The GOP was working on the assumption that turnout would be what it has always been in governor election-years. And, in Republican areas it was. But in Democrat strongholds, it was not; it was radically increased. Nobody saw what was being done. Nobody at the time claimed to comprehend what the Democratic operatives were doing. In fact, there were a number of stories about how difficult it was for the grassroots operatives to motivate African-American voters and the resistance they faced. One must now assume that these stories were well-placed disinformation designed to lull the GOP into a false sense of turnout-security.

One other element of the Democrat campaign must be noted – their active and aggressive effort to suppress the GOP vote. One could argue that their entire “war against women” theme was nothing more than an attempt to make women feel uncomfortable expressing their views in support of the GOP ticket.

It is now well known that married women voted for the Republicans. What is not as well known is that if you only consider Asian and white single women, the GOP did well too. Once ethnicity is taken into account, the gender gap evaporates. Where the “single women” were lost was among African-Americans and to a lesser extent Hispanics. It is far more likely these voters were motivated by considerations other then the hyped-up, made-up “war against women.”

Other suppression efforts were visible in the GOP-rich coal counties, in Republican areas like Virginia Beach City, and in the entire thrust of the Democrat campaign. It is a well-known political truism that negative advertising reduces overall turnout.

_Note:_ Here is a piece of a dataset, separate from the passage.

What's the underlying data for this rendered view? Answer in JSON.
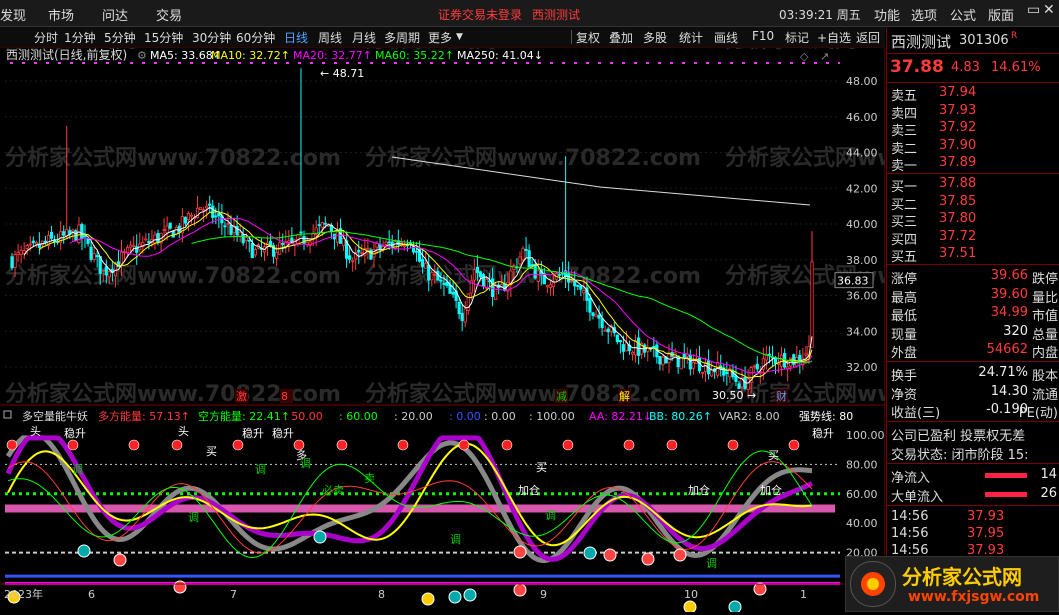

From the very beginning, the McAuliffe campaign was one negative slur after another.

So the entire Democrat strategy, field tested in Virginia, can be summed up neatly: Suppress GOP leaning voters through negativity and nastiness while doing whatever is necessary to turn out high percentages of identified Democratic vote, especially African-Americans. Since there is apparently no need to convince the black vote on which lever to pull, all that is required is getting them to the polls.

Viewed in this context, Republicans should be more reserved in their predictions. And, the free-media should ignore the propagandists who want to, again, lull the GOP into a sense of false security. The legacy-media will do what they are told, it is all they know to do. But those who want to see a different outcome should not help them.

Any candidate or consultant that looks to the last mid-term election as guidance on turnout and tactics will regret it. The terms and parameters of the “permanent campaign” dictate a total re-evaluation.

Bill Wilson is the chairman of the Market Research Foundation, a non-partisan, research and education foundation that seeks better understanding of public opinion and factors motivating that opinion.